Misunderstanding and miscommunication are two of the biggest sources of friction–and lost profits–in the workplace. If you and your teams can gain a basic competency in understanding and communicating better with each other, the payoffs are tremendous!
You have probably taken some sort of personality test in the past or at least have heard of them. There are many different tests: colors, animals, elements, etc. But the common thread is that personalities end up being a blend of four basic types. I like all of these, but I think that the DISC model is the simplest to understand and I am a certified DISC instructor for this reason.
One reason I like this model is that you can quickly determine someone’s primary personality type with the answers to two simple questions:
- Are you more outgoing or reserved?
- Are you more people-oriented or task-oriented?
The answers to the questions may not be obvious. If not, consider these helpful hints:
• Do you get energy from being around people or do you sometimes need alone time to recharge? If you occasionally need alone time, then you are reserved even if you typically enjoy people.
• Do you think back over your day and check-off in your mind the things you got done and the things you need to get done tomorrow? You’re likely task-oriented. Do you think about the people you were able to spend time with today and look forward to the people you’ll see tomorrow? If so, you’re definitely people-oriented.
Once you know the answers to the two questions, you know which of the four quadrants is your primary personality driver. In the DISC model, it looks like this:

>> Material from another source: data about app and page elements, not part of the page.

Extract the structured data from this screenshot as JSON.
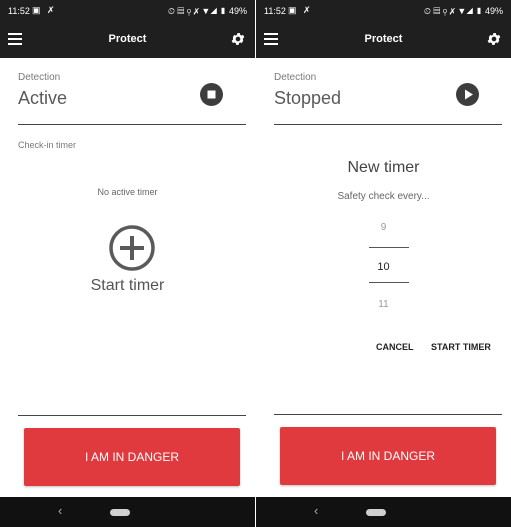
{
  "status_bar": {
    "time": "11:52",
    "left_icons": "▣ ✗",
    "right_icons": "⏲ ▤ ⚲ ✗ ▼◢ ▮ 49%"
  },
  "app_bar": {
    "title": "Protect"
  },
  "left_screen": {
    "detection_label": "Detection",
    "detection_state": "Active",
    "checkin_label": "Check-in timer",
    "no_timer_text": "No active timer",
    "start_timer_label": "Start timer",
    "danger_button": "I AM IN DANGER"
  },
  "right_screen": {
    "detection_label": "Detection",
    "detection_state": "Stopped",
    "dialog_title": "New timer",
    "dialog_subtitle": "Safety check every...",
    "picker_values": [
      "9",
      "10",
      "11"
    ],
    "cancel_button": "CANCEL",
    "start_button": "START TIMER",
    "danger_button": "I AM IN DANGER"
  },
  "colors": {
    "danger": "#e0393e",
    "bar": "#1f1f1f"
  }
}
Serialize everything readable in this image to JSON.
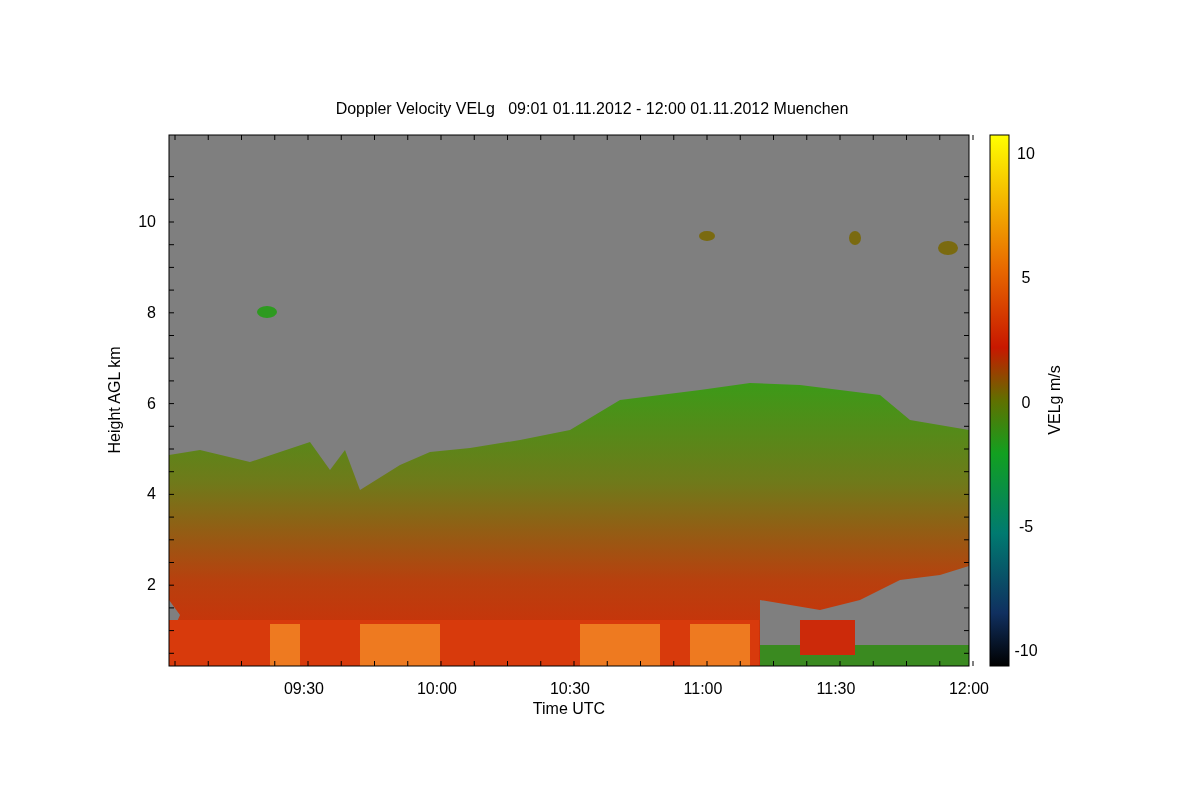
{
  "title": "Doppler Velocity VELg   09:01 01.11.2012 - 12:00 01.11.2012 Muenchen",
  "x_axis": {
    "label": "Time UTC",
    "ticks": [
      "09:30",
      "10:00",
      "10:30",
      "11:00",
      "11:30",
      "12:00"
    ]
  },
  "y_axis": {
    "label": "Height AGL km",
    "ticks": [
      "10",
      "8",
      "6",
      "4",
      "2"
    ]
  },
  "colorbar": {
    "label": "VELg m/s",
    "ticks": [
      "10",
      "5",
      "0",
      "-5",
      "-10"
    ]
  }
}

Which one is your primary type? Does it seem accurate?
There is so much to learn here and in the next few posts we’ll dive into the personality types in more detail but here are some general descriptors of the four types along with an estimated percentage of the population:
Everyone will have a mix of these four types but will usually have one or two that are more prominent. This often leads to trouble understanding and communicating with personality types that contrast sharply with our own. Over the next few weeks, we are going to develop a better awareness that can help us eliminate much of this confusion and conflict.
The challenge question for this week starts with self-awareness. How well do you understand your own personality type and how it affects the relationships in your life?
In order to get the most out of this series, I highly encourage you to click here or on the image below to be directed to a simple assessment that will give you your own DISC profile and give you a great starting point for developing competence in the area of human understanding!